Colin Deans
Birth nameColin Deans
Date of birth (1955-05-03) 3 May 1955 (age 69)
Place of birthHawick, Scotland
SchoolHawick High School
Rugby union career
Position(s) Hooker
Amateur team(s)
Years Team Apps (Points)
Hawick Trades ()
Hawick ()
Provincial / State sides
Years Team Apps (Points)
- South of Scotland ()
International career
Years Team Apps (Points)
1976-78 Scotland 'B' 3
1978-87 Scotland 52 (8)

Colin Thomas Deans MBE (born 3 May 1955) is a former Scotland international rugby union player.[1]

Rugby Union career

Amateur career

He was born in Hawick in the Scottish borders.
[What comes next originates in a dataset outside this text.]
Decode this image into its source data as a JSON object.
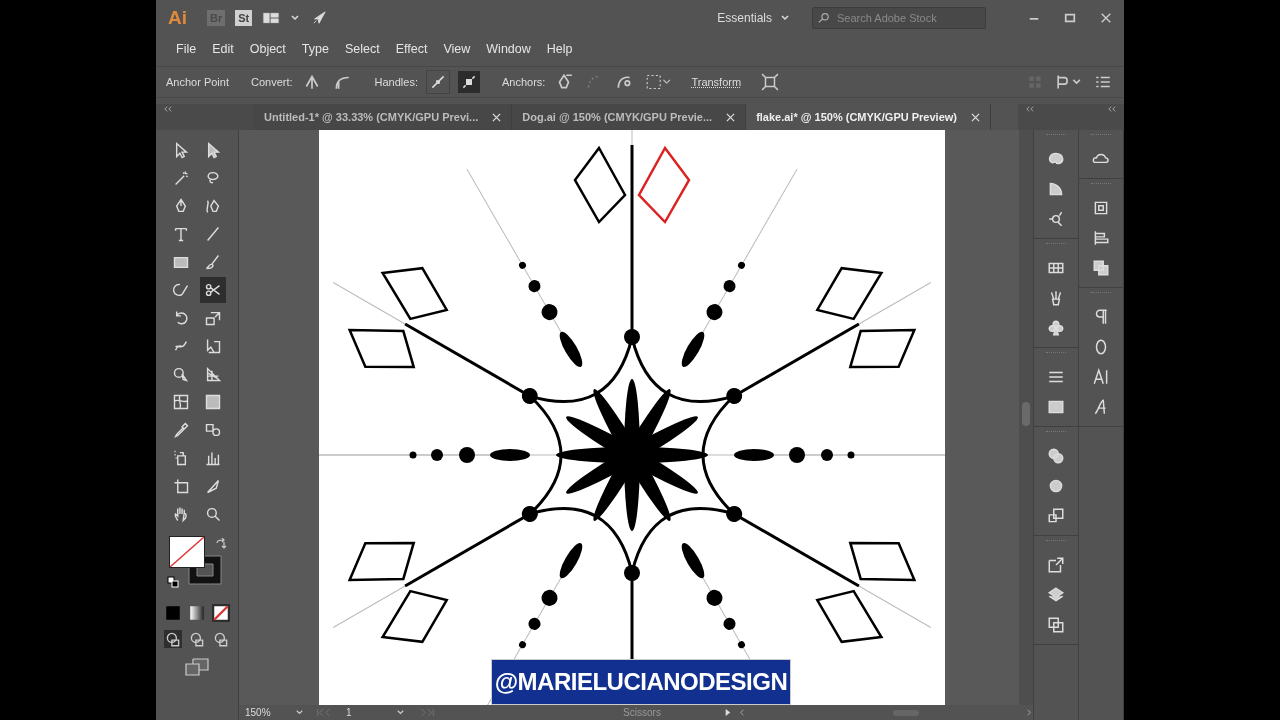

He played for Hawick Trades[2] and then Hawick.[3] His nickname was Beano.[3] Deans attended the primary school in Hawick where Bill McLaren taught.[3]

Deans recalls:[4]

In Hawick we were born into rugby. It’s like New Zealand in its devotion to the game. And honestly, popping off to bed aged nine knowing that the next morning it would be my time to be coached by Mr McLaren was even more exciting than Christmas Eve. He asked each of us our names. 'Colin Deans, sir.' 'Peter Deans' laddie?’ 'Yes sir.' 'You’ll be a hooker then.'

Richard Bath writes of him that he was:[3]

The prototype for the faster hooker, acting as an extra flanker that has since emerged, Deans has few equals. Superb in the loose and a wonderfully quick striker of the ball in the scrum, the rugged Deans was also a pinpoint line-out thrower.

Provincial career

He was capped by South of Scotland District.[5]

The Rugby World magazine gave this summary of Deans:[6]

Standing 5ft 10in tall, but light in stature by current standards, Deans was the first of a new breed of mobile hookers who played like an extra back-rower – although he was still famed for his brilliant lineout throwing and his swift striking at scrum time.

International career

He was capped 3 times for Scotland 'B' between 1976 and 1978.

Deans made his Scotland debut (at the age of 22) against France in 1978 when Scotland lost, 16 - 19.[3] He was active on the national team between 1978, and 1987, with his high point being in Scotland's 1984 Grand Slam.[3][7]

Allan Massie describes him as a hooker with back-row skills:[8]

He is the most remarkable loose forward of any hooker I have seen. There can have been few, if any, faster; indeed, his speed is such that from the broken play and the line-out he gives Scotland in effect a fourth back-row forward. This means that, like Carmichael, he is ideal for the modern game, capable of fulfilling his specialist role, but also of taking a full part in fifteen-man Rugby. He harries the defence tirelessly: in the great win at Cardiff in 1982 Deans had a big part in the build-up for two of the Scottish tries; he was also at Calder's shoulder to take a pass, had that been necessary, when the first try was scored.

He also says that Deans was, "with the possible exception of Peter Wheeler, the most accurate thrower-in of recent years."[9]

He obtained 52 caps for his country.[3] He is said to have been most effective when playing in combination with David Leslie.[9]

Noted for his skills at the line-out, of the game against Wales in 1984, the first Scottish Grand Slam since 1925, Allan Massie says "we would have probably lost that game if the Deans-Leslie combination had been less effective".[9]

With 52 caps he overtook Frank Laidlaw's previous record.[9]

Deans was selected for the 1983 British Lions tour to New Zealand, but despite playing well was surprisingly kept on the bench for the entirety of the 4 test matches.[3] New Zealand thrashed the British Lions on this tour.


  1. ^ "Colin Thomas Deans". ESPN scrum.
  2. ^ "Log into Facebook". Facebook. ((cite web)): Cite uses generic title (help)
  3. ^ a b c d e f g h Bath, p133
  4. ^ "Scotland great Colin Deans is a hero to Eddie Jones and was key man in the last Scots side to beat England at Twickenham".
  5. ^ "The Glasgow Herald - Google News Archive Search".
  6. ^ World, Rugby (18 August 2016). "The greatest hookers of all time: Colin Deans". Rugby World.
  7. ^ "Rugby Union - ESPN Scrum - Statsguru - Player analysis - Colin Deans - Test matches". ESPN scrum.
  8. ^ Massie, p172-3
  9. ^ a b c d Massie, p173
  1. Bath, Richard (ed.) The Complete Book of Rugby (Seven Oaks Ltd, 1997 ISBN 1-86200-013-1)
  2. Massie, Allan A Portrait of Scottish Rugby (Polygon, Edinburgh; ISBN 0-904919-84-6)